* _Exercise prompt_
Repeat every entry, word for word, leaving no line out.

*** Working data ***

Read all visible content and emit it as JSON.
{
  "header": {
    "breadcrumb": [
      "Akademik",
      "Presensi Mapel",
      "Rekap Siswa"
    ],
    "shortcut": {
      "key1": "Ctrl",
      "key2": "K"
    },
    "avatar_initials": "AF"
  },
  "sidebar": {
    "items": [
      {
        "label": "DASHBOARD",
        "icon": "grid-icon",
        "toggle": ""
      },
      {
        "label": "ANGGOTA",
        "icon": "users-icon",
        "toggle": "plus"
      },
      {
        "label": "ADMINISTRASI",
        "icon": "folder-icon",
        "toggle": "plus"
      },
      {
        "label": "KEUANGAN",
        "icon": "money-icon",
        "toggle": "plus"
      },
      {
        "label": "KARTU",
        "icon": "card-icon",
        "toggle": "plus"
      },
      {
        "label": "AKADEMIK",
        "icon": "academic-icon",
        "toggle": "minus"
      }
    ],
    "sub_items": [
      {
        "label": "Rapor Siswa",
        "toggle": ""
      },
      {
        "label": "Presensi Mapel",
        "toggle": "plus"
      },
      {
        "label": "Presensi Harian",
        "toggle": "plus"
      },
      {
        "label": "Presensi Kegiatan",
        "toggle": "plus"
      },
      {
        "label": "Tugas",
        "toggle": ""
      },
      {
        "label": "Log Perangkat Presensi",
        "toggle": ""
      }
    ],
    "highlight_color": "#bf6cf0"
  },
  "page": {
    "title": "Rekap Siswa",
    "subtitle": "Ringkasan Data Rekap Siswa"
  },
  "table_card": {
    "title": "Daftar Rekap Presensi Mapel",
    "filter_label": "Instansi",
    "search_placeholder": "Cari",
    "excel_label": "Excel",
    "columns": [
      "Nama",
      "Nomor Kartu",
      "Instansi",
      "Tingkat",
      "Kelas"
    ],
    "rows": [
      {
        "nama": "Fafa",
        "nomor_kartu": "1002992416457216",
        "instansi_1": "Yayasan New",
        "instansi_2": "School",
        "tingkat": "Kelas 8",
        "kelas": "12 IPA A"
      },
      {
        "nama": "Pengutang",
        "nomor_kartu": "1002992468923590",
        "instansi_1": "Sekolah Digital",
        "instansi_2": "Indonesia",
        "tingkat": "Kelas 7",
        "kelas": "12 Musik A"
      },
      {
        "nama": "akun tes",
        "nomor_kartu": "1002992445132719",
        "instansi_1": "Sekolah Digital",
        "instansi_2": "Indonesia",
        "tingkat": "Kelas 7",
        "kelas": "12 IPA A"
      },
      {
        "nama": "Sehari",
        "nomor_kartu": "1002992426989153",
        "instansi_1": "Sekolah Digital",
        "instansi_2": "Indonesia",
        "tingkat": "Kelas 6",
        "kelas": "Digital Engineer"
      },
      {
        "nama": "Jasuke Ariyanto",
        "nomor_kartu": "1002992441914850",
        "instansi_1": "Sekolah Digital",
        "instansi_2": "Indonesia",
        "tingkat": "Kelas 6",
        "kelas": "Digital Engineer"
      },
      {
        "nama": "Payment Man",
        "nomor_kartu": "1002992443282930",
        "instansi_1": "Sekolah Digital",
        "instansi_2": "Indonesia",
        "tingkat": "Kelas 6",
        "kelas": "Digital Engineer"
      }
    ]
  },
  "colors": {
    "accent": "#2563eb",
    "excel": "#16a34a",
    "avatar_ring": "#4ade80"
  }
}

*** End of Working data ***

* _Reply to the exercise_
Read all visible content and emit it as JSON.
{
  "header": {
    "breadcrumb": [
      "Akademik",
      "Presensi Mapel",
      "Rekap Siswa"
    ],
    "shortcut": {
      "key1": "Ctrl",
      "key2": "K"
    },
    "avatar_initials": "AF"
  },
  "sidebar": {
    "items": [
      {
        "label": "DASHBOARD",
        "icon": "grid-icon",
        "toggle": ""
      },
      {
        "label": "ANGGOTA",
        "icon": "users-icon",
        "toggle": "plus"
      },
      {
        "label": "ADMINISTRASI",
        "icon": "folder-icon",
        "toggle": "plus"
      },
      {
        "label": "KEUANGAN",
        "icon": "money-icon",
        "toggle": "plus"
      },
      {
        "label": "KARTU",
        "icon": "card-icon",
        "toggle": "plus"
      },
      {
        "label": "AKADEMIK",
        "icon": "academic-icon",
        "toggle": "minus"
      }
    ],
    "sub_items": [
      {
        "label": "Rapor Siswa",
        "toggle": ""
      },
      {
        "label": "Presensi Mapel",
        "toggle": "plus"
      },
      {
        "label": "Presensi Harian",
        "toggle": "plus"
      },
      {
        "label": "Presensi Kegiatan",
        "toggle": "plus"
      },
      {
        "label": "Tugas",
        "toggle": ""
      },
      {
        "label": "Log Perangkat Presensi",
        "toggle": ""
      }
    ],
    "highlight_color": "#bf6cf0"
  },
  "page": {
    "title": "Rekap Siswa",
    "subtitle": "Ringkasan Data Rekap Siswa"
  },
  "table_card": {
    "title": "Daftar Rekap Presensi Mapel",
    "filter_label": "Instansi",
    "search_placeholder": "Cari",
    "excel_label": "Excel",
    "columns": [
      "Nama",
      "Nomor Kartu",
      "Instansi",
      "Tingkat",
      "Kelas"
    ],
    "rows": [
      {
        "nama": "Fafa",
        "nomor_kartu": "1002992416457216",
        "instansi_1": "Yayasan New",
        "instansi_2": "School",
        "tingkat": "Kelas 8",
        "kelas": "12 IPA A"
      },
      {
        "nama": "Pengutang",
        "nomor_kartu": "1002992468923590",
        "instansi_1": "Sekolah Digital",
        "instansi_2": "Indonesia",
        "tingkat": "Kelas 7",
        "kelas": "12 Musik A"
      },
      {
        "nama": "akun tes",
        "nomor_kartu": "1002992445132719",
        "instansi_1": "Sekolah Digital",
        "instansi_2": "Indonesia",
        "tingkat": "Kelas 7",
        "kelas": "12 IPA A"
      },
      {
        "nama": "Sehari",
        "nomor_kartu": "1002992426989153",
        "instansi_1": "Sekolah Digital",
        "instansi_2": "Indonesia",
        "tingkat": "Kelas 6",
        "kelas": "Digital Engineer"
      },
      {
        "nama": "Jasuke Ariyanto",
        "nomor_kartu": "1002992441914850",
        "instansi_1": "Sekolah Digital",
        "instansi_2": "Indonesia",
        "tingkat": "Kelas 6",
        "kelas": "Digital Engineer"
      },
      {
        "nama": "Payment Man",
        "nomor_kartu": "1002992443282930",
        "instansi_1": "Sekolah Digital",
        "instansi_2": "Indonesia",
        "tingkat": "Kelas 6",
        "kelas": "Digital Engineer"
      }
    ]
  },
  "colors": {
    "accent": "#2563eb",
    "excel": "#16a34a",
    "avatar_ring": "#4ade80"
  }
}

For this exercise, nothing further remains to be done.